The “washing” behavior isn’t fully understood. It may be somewhat instinctive and derived from the raccoon’s origins as a hunter along waterways. The raccoon’s skin on its forepaws is extremely sensitive, and seems to become more so when it is moistened.

A raccoon’s rear paws are also special. Unlike a cat’s, a raccoon’s back paws can rotate backwards as the animal descends a tree – so the raccoon that I saw could as easily run down the tree trunk as it ran up. Wild raccoons tend to sleep and nest in trees.

In really cold winter weather, raccoons can go into a state called “winter rest”. It’s not hibernation – their heart rate drops, but their body temperature stays normal. If the weather warms up, a raccoon can quickly come out of winter rest and get moving again.

A raccoon in the wild lives for two to three years, usually. In captivity, raccoons live a more catlike lifespan. Most wild raccoons are killed by disease or by getting run over by an automobile when they cross a road. The natural predators for the raccoon I saw would be bobcats, coyotes, and the larger birds of prey.

Finally, raccoons are most active at night, but it isn’t that unusual to see them during the day. They are just so adaptable in their behaviors that almost any rule you could cite about them has exceptions.

-Priscilla Hollingsworth

The Tiniest Catfish

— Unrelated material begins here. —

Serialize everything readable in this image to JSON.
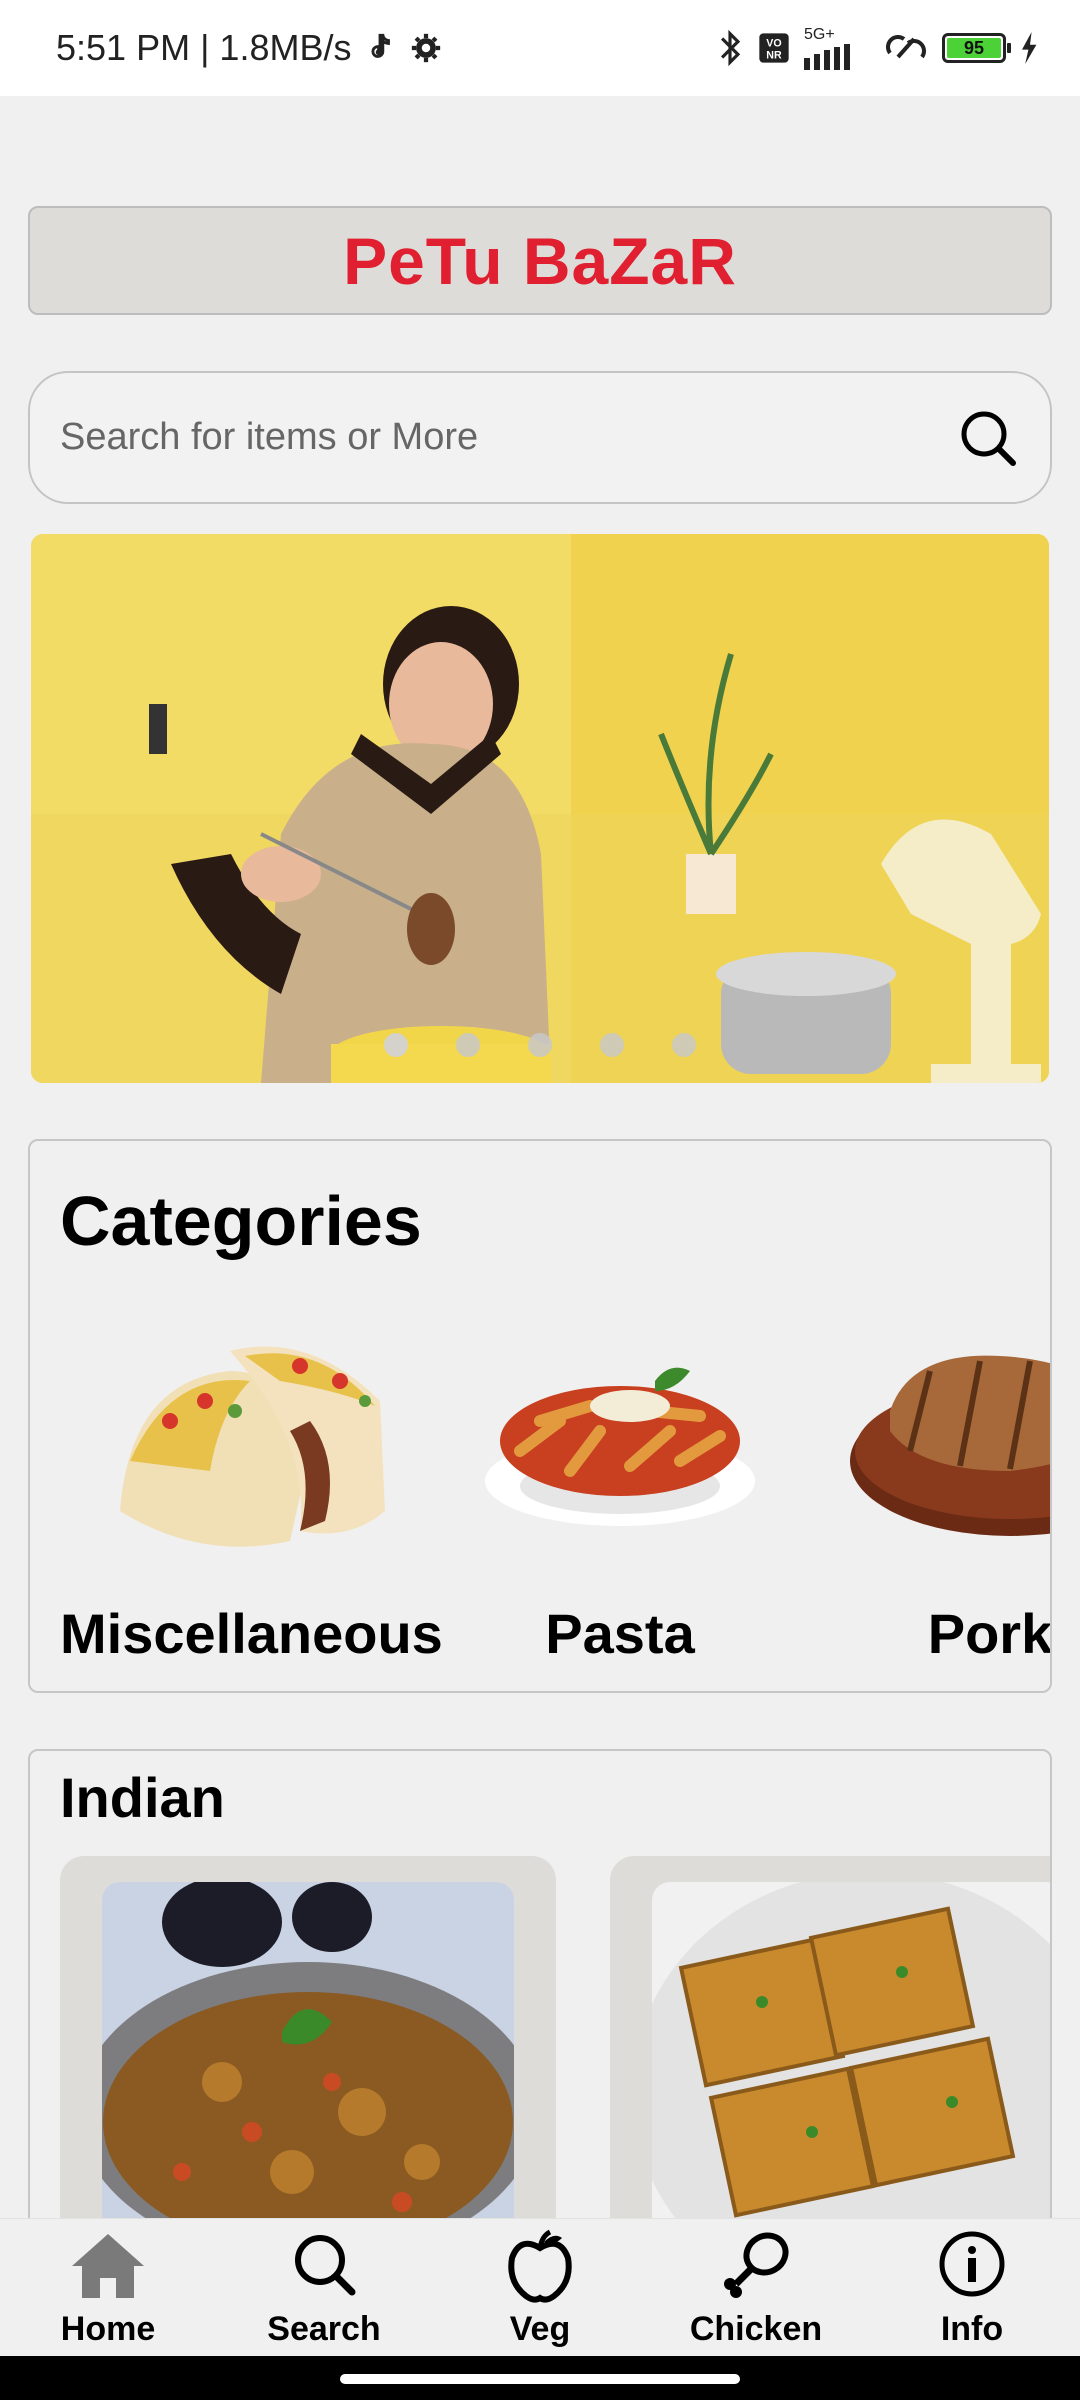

IMG_4442Most folks in these parts have had the pleasure of consuming catfish at some point in their lives. You might know that some catfish species found in our area can grow quite large – the Georgia state record blue catfish caught in 2010 weighed 80 lbs! What you might not know is that there are some catfish in our local creeks and rivers that don’t get much bigger than your pointer finger.

Recently, while checking on a water quality monitor in the Savannah River, one of our researchers found one of these small catfish, called “madtoms,” hiding in the small cage that guards the probes. This particular species is a speckled madtom (Noturus leptacanthus), named for the numerous spots covering its body. This species grows to a normal length of about two inches and typically lives two to three years.

IMG_4441The speckled madtom are found in both small creeks (they are present in Butler Creek at Phinizy Swamp Nature Park) and large rivers. They typically spend most of their day hiding in crevices around rocks or fallen trees and limbs and come out at night to feed on prey, which is mostly made up of small aquatic insect larvae. To protect themselves from predators, madtoms have bony, sharp spines that actually contain venom. This biologist can confirm that being stuck by a madtom spine is fairly painful, so be careful if you ever encounter one of these tiny catfish!